  • Points to some body parts when asked.

18 to 24 months

  • Understands simple “yes-no” questions (Are you hungry?).
  • Understands simple phrases (“in the cup,” “on the table”).
  • Enjoys being read to.
  • Points to pictures when asked.

24 to 30 months

  • Understands “not now” and “no more”.
  • Chooses things by size (big, little).
  • Follows 2 step commands, such as “get your shoes and come here”.
  • Understands many action words (run, jump).

30 to 36 months

  • Understands uses of objects (“Show me what goes on your foot”).
  • Understands the concept of one and can hand you one of something (1 ball, 1 cookie).
  • Correctly identifies boys and girls.
  • Understands many action words like “run” or “jump”.

3 to 4 years

  • Understands “why” questions (“Why do you wash your hands?”).
  • Understands opposites  like “fast” or “slow”.
  • Correctly selects objects according to colour.

4 to 5 years

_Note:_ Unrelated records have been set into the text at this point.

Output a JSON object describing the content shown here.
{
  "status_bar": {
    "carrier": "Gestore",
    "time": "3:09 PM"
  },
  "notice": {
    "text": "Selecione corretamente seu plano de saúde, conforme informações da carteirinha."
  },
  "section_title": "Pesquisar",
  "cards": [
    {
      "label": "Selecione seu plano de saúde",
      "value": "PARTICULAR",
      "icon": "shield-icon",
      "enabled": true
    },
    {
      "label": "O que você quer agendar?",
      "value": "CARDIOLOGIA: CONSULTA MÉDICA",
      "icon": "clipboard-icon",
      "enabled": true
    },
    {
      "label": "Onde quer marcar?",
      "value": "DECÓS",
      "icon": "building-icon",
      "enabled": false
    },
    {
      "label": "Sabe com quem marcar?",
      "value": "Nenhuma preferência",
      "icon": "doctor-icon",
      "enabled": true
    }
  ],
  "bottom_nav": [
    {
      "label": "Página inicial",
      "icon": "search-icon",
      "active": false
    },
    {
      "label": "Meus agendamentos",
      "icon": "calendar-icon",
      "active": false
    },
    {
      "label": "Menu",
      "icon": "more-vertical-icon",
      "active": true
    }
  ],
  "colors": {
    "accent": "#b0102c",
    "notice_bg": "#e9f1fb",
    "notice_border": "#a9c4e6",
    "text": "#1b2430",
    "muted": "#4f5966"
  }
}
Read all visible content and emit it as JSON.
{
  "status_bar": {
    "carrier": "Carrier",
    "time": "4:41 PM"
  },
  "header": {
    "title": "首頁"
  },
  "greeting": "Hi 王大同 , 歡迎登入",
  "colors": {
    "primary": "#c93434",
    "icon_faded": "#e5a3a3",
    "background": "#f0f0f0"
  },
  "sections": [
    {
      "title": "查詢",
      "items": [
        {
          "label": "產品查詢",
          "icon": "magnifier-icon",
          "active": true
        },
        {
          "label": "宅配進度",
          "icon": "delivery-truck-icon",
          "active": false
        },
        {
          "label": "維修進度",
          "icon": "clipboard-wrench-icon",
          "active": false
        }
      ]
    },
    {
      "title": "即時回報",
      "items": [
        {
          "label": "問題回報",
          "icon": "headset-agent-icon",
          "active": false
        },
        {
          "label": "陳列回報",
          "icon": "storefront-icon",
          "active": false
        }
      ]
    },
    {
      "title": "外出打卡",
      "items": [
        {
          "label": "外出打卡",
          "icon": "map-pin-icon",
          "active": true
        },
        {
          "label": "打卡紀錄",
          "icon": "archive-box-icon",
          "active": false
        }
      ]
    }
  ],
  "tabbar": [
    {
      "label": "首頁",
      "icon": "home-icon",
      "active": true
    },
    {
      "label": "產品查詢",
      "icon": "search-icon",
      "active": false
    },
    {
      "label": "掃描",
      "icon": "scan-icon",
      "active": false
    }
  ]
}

  • Understands size comparisons (big, bigger, biggest).
  • Understands many pronouns (“Give it to her”, “Give it to him”).
  • Follows a 2-to-3-step command (“Go to the kitchen, get a cup, put it on the table”).

 

Source: https://www.dshs.state.tx.us/tehdi/Audiology-Services-Information-for-Parents.aspx